Does it just devolve into political anarchy?
No, politics is anarchy to begin with. It's business as usual, just doing it in a different way. You need good vote counters, who use multiple sources, saying, "I believe this person is for us, but I want two other people to tell me so." And this is about all delegates, not just superdelegates, because after the first round, you're not committed anymore. Now that's when it becomes interesting. It never made it past the first ballot in 1976, but either way, Ford owned the apparatus. We had the state party apparatus, the incumbency, the goodies, like Air Force one rides and coming to the White House for dinner. But Ronald Reagan had the heart and soul of the party. Very similar to Obama and Clinton, actually [laughs].

In wooing these delegates, what becomes fair game? Anything?
Yeah, I have to admit, anything. Probably illegal. Part of the tactics you've got to use is figuring out what resonates with each person. It's something different from everybody, a commitment for a ship or a veterans' hospital. You can go deep into each of their personal lives to really see what everybody wants. What do you want? You can have it. What do you want? You can have it. In 1976, it got so bad that Henry Kissinger accused me of giving away his entire foreign policy—and he was right, I did! Because we didn't want any ideological divide on the floor of the convention. I knew then the heart-and-soul types would take over.

What about planning the details of the convention? Could the little things like choosing the keynote speaker sway it one way or the other?
That's a whole separate game that's played all the time. You can have a committee chairman who plays it straight down the line, or one who leans toward one candidate and can make key appointments beneficial to that candidate. But the party apparatus isn't as strong as it was years ago. The PACs, lobbyists, political consultants have a lot more influence on the process.

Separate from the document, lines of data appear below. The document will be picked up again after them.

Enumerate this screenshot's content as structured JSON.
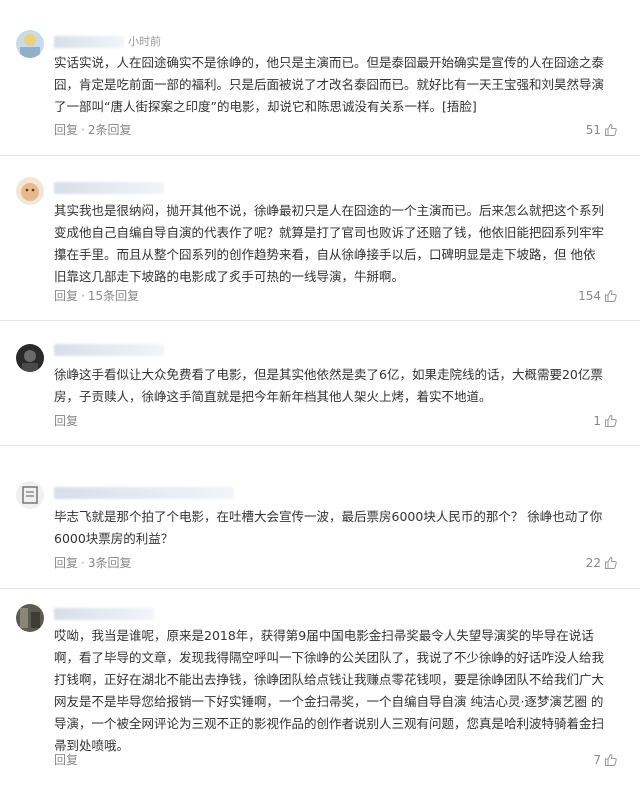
{
  "comments": [
    {
      "time": "小时前",
      "lines": [
        "实话实说，人在囧途确实不是徐峥的，他只是主演而已。但是泰囧最开始确实是宣传的人在囧途之泰",
        "囧，肯定是吃前面一部的福利。只是后面被说了才改名泰囧而已。就好比有一天王宝强和刘昊然导演",
        "了一部叫“唐人街探案之印度”的电影，却说它和陈思诚没有关系一样。[捂脸]"
      ],
      "reply_label": "回复",
      "reply_count": "2条回复",
      "likes": "51"
    },
    {
      "time": "",
      "lines": [
        "其实我也是很纳闷，抛开其他不说，徐峥最初只是人在囧途的一个主演而已。后来怎么就把这个系列",
        "变成他自己自编自导自演的代表作了呢？就算是打了官司也败诉了还赔了钱，他依旧能把囧系列牢牢",
        "攥在手里。而且从整个囧系列的创作趋势来看，自从徐峥接手以后，口碑明显是走下坡路，但 他依",
        "旧靠这几部走下坡路的电影成了炙手可热的一线导演，牛掰啊。"
      ],
      "reply_label": "回复",
      "reply_count": "15条回复",
      "likes": "154"
    },
    {
      "time": "",
      "lines": [
        "徐峥这手看似让大众免费看了电影，但是其实他依然是卖了6亿，如果走院线的话，大概需要20亿票",
        "房，子贡赎人，徐峥这手简直就是把今年新年档其他人架火上烤，着实不地道。"
      ],
      "reply_label": "回复",
      "reply_count": "",
      "likes": "1"
    },
    {
      "time": "",
      "lines": [
        "毕志飞就是那个拍了个电影，在吐槽大会宣传一波，最后票房6000块人民币的那个？ 徐峥也动了你",
        "6000块票房的利益？"
      ],
      "reply_label": "回复",
      "reply_count": "3条回复",
      "likes": "22"
    },
    {
      "time": "",
      "lines": [
        "哎呦，我当是谁呢，原来是2018年，获得第9届中国电影金扫帚奖最令人失望导演奖的毕导在说话",
        "啊，看了毕导的文章，发现我得隔空呼叫一下徐峥的公关团队了，我说了不少徐峥的好话咋没人给我",
        "打钱啊，正好在湖北不能出去挣钱，徐峥团队给点钱让我赚点零花钱呗，要是徐峥团队不给我们广大",
        "网友是不是毕导您给报销一下好实锤啊，一个金扫帚奖，一个自编自导自演 纯洁心灵·逐梦演艺圈 的",
        "导演，一个被全网评论为三观不正的影视作品的创作者说别人三观有问题，您真是哈利波特骑着金扫",
        "帚到处喷哦。"
      ],
      "reply_label": "回复",
      "reply_count": "",
      "likes": "7"
    }
  ]
}
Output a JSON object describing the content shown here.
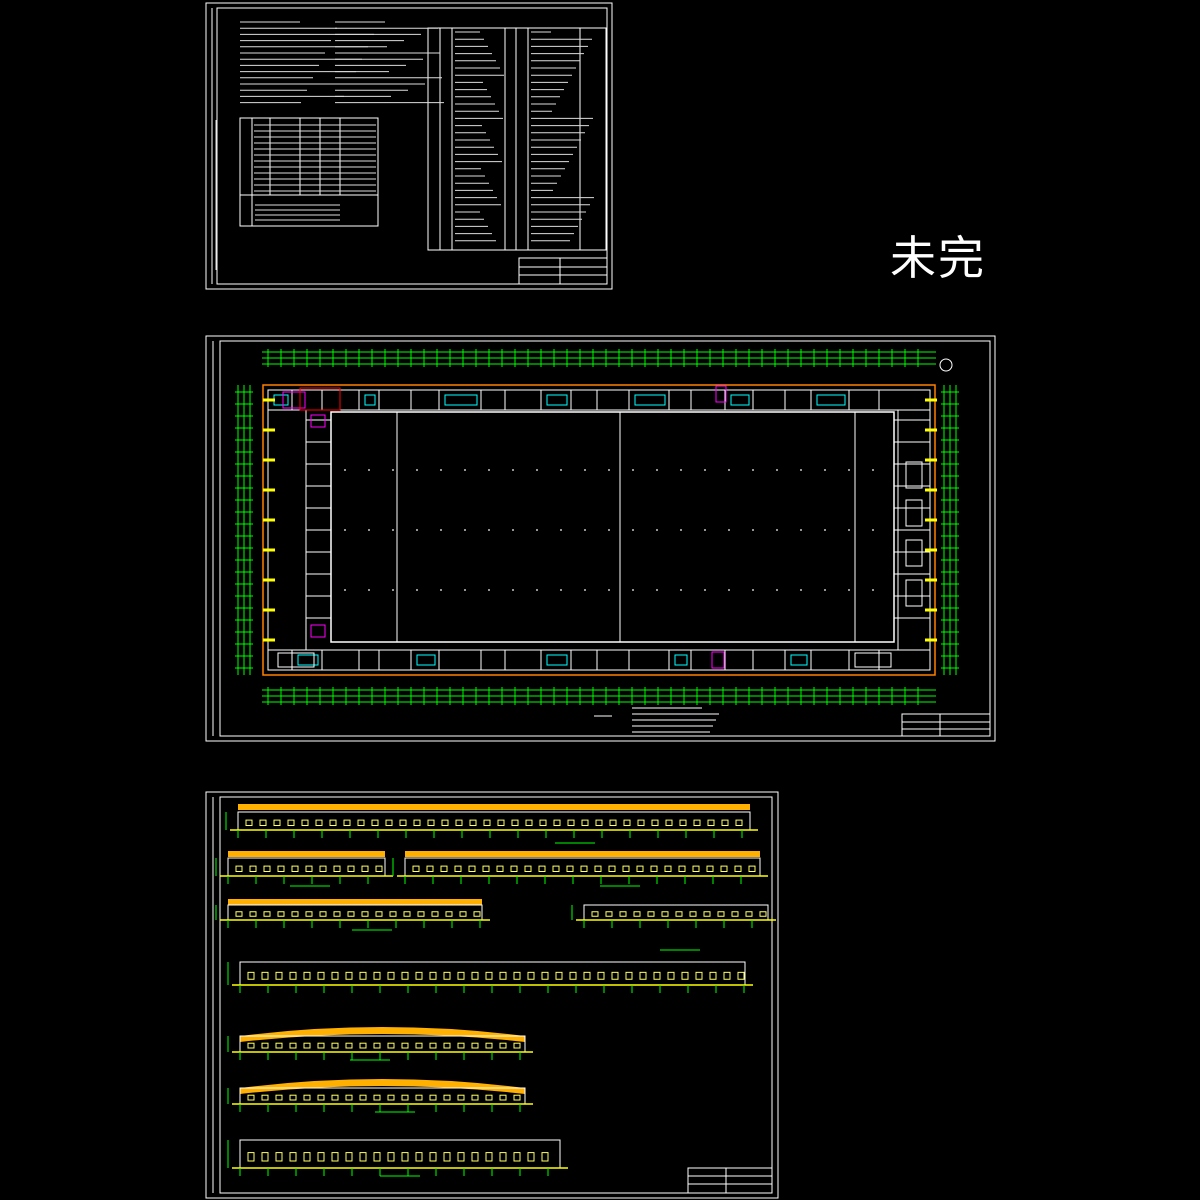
{
  "stamp": {
    "text": "未完"
  },
  "colors": {
    "background": "#000000",
    "frame": "#ffffff",
    "wall": "#ffffff",
    "dimension": "#00ff00",
    "axis": "#00ff00",
    "accent_yellow": "#ffff00",
    "accent_cyan": "#00ffff",
    "accent_magenta": "#ff00ff",
    "roof_orange": "#ffb000",
    "perimeter_orange": "#ff8000"
  },
  "sheets": [
    {
      "name": "design-notes-sheet"
    },
    {
      "name": "floor-plan-sheet"
    },
    {
      "name": "elevations-sections-sheet"
    }
  ]
}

Are you planning to get involved, or are you keeping out of it?
Been there, done that. It's a young man's game. Let them worry about all the problems I worried about for 40 years.